Copy every line of the data that contains the string "screenshot".

Data excerpts
-=-=-

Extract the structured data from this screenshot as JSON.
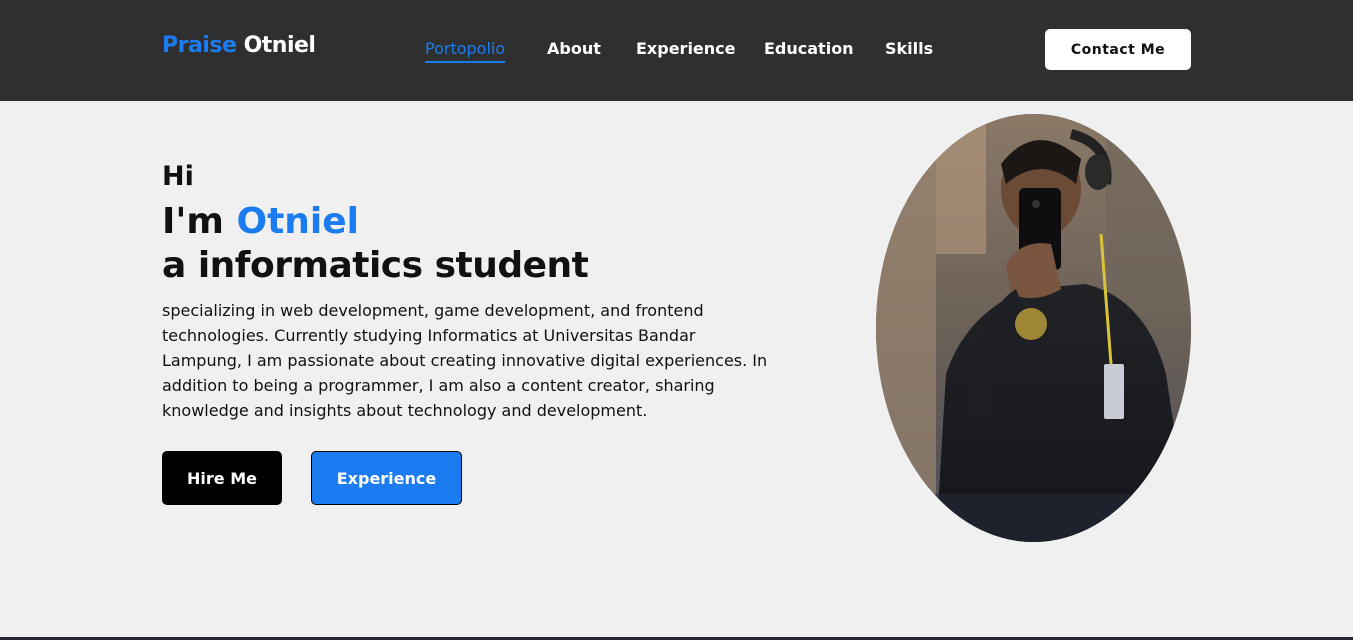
{
  "header": {
    "brand_first": "Praise",
    "brand_last": "Otniel",
    "nav": [
      {
        "label": "Portopolio",
        "active": true
      },
      {
        "label": "About",
        "active": false
      },
      {
        "label": "Experience",
        "active": false
      },
      {
        "label": "Education",
        "active": false
      },
      {
        "label": "Skills",
        "active": false
      }
    ],
    "contact_label": "Contact Me"
  },
  "hero": {
    "greeting": "Hi",
    "im_prefix": "I'm",
    "name": "Otniel",
    "role": "a informatics student",
    "description": "specializing in web development, game development, and frontend technologies. Currently studying Informatics at Universitas Bandar Lampung, I am passionate about creating innovative digital experiences. In addition to being a programmer, I am also a content creator, sharing knowledge and insights about technology and development.",
    "hire_label": "Hire Me",
    "experience_label": "Experience"
  },
  "colors": {
    "accent": "#1a7cf0",
    "header_bg": "#2f2f2f",
    "page_bg": "#f0f0f0"
  },
  "icons": {
    "profile_photo": "profile-photo"
  }
}
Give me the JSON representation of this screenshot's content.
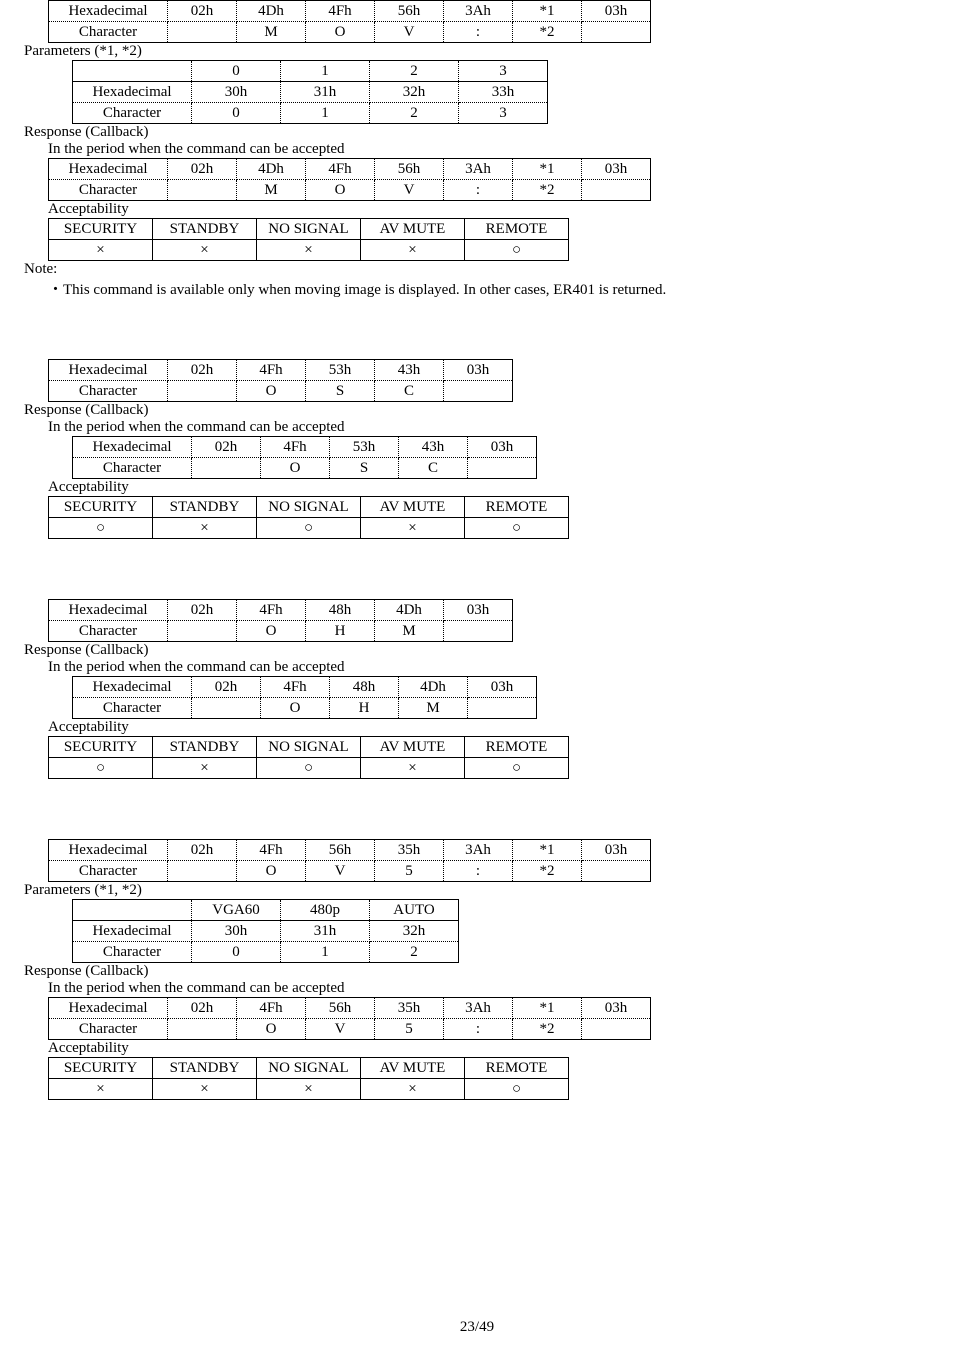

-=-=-

**Output**
Extract the structured data from this screenshot as JSON.
Give me the JSON representation of this screenshot's content.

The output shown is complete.